In the 1970s, I wrote extensively about Santa Barbara’s 1969 blowout and about energy resources and use.* Not much has changed since then, except that “accidents” are more frequent and destructive now, the consequences of our fossil fuel orgy have become apparent, and petroleum and its effects on climate and the environment are hot-button political issues. But satisfactory remediation of spills and other environmental damage still eludes us, and despite assurances from government and industry, equipment inevitably fails and people will always make “mistakes” (or worse).
In the 1970s I naively wrote that the tar sands would be too costly to develop. They still are, in terms of their damage to public health, local communities, the environment, and above all the climate; but those are externalities whose costs can unfortunately be denied or deferred. The relentless pursuit of petroleum development continues, presenting unacceptable risks and hazards and exacting its intolerable social, economic, and environmental toll.
So my thoughts and hopes will be with the Resistance March. It is past time to leave the fossils in the ground and to put a price on carbon that reflects its true cost. I would prefer a revenue-neutral carbon fee-and-dividend, but there are other possibilities. However, for the public’s health, the environment, the economy, and the future we really have to do something mighty soon.

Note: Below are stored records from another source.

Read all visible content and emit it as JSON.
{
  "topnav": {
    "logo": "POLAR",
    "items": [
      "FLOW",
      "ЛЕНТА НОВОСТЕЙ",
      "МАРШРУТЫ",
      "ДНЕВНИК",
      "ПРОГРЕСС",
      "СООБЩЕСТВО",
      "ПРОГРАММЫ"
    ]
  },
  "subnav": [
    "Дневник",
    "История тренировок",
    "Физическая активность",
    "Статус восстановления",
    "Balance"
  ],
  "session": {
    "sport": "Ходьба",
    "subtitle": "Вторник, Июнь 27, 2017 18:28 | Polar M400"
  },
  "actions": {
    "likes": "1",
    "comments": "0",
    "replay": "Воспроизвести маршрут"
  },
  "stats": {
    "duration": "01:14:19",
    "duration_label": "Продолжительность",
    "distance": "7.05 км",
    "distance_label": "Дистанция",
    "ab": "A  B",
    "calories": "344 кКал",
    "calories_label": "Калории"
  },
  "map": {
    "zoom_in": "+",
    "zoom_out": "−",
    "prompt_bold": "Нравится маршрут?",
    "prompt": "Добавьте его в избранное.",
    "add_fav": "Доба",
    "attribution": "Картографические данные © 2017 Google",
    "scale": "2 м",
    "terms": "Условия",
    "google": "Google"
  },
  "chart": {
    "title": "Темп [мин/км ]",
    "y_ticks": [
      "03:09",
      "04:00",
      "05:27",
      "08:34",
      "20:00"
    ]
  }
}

(*Blowout: A case study of the Santa Barbara oil spill, Duxbury Press, 1972. Energy: Sources, Use, and Role in Human Affairs, Duxbury Press, 1974. The Fires of Culture: Energy Yesterday and Tomorrow, Duxbury Press, 1974.)